- Component data from apps and pages
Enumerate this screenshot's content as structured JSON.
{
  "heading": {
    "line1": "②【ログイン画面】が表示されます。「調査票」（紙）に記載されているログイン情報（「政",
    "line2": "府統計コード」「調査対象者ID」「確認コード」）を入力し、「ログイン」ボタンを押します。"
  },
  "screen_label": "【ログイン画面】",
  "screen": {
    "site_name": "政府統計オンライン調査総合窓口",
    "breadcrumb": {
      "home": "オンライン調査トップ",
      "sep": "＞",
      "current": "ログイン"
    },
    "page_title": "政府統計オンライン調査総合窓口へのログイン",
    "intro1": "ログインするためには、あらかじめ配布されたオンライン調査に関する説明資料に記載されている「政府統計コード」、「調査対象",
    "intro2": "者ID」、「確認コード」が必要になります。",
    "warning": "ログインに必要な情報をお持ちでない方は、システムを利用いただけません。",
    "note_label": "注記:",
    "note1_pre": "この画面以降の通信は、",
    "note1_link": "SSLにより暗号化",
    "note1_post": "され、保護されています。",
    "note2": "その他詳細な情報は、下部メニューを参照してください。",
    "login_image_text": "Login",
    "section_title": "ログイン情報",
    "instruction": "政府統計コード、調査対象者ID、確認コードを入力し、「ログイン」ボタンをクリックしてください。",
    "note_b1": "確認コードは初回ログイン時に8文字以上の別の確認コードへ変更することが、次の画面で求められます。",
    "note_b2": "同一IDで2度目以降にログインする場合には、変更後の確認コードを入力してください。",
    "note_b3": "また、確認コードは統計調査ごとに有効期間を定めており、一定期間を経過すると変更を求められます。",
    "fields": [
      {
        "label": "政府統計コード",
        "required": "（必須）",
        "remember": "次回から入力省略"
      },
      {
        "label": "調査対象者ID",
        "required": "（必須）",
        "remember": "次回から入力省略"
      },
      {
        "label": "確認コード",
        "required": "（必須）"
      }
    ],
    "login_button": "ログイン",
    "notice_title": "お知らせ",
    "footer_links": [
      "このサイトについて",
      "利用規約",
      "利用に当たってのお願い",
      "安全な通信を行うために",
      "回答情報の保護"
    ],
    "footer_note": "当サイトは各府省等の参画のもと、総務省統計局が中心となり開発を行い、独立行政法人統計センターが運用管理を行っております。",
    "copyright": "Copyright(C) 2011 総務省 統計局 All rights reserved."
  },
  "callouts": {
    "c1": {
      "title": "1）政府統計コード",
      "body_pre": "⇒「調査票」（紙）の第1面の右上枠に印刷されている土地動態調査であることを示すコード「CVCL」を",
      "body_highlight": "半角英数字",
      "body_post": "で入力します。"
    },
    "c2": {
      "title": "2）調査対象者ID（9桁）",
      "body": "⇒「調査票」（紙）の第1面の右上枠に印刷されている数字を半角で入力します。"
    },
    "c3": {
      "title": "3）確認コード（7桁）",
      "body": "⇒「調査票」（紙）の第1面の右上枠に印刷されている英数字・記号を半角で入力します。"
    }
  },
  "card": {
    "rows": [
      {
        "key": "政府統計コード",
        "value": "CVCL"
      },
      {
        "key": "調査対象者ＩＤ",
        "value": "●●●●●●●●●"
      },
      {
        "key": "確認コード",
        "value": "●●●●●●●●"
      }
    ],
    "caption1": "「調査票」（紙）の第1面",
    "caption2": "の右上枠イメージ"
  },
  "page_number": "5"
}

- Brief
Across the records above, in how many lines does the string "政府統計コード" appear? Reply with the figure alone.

- Reply
5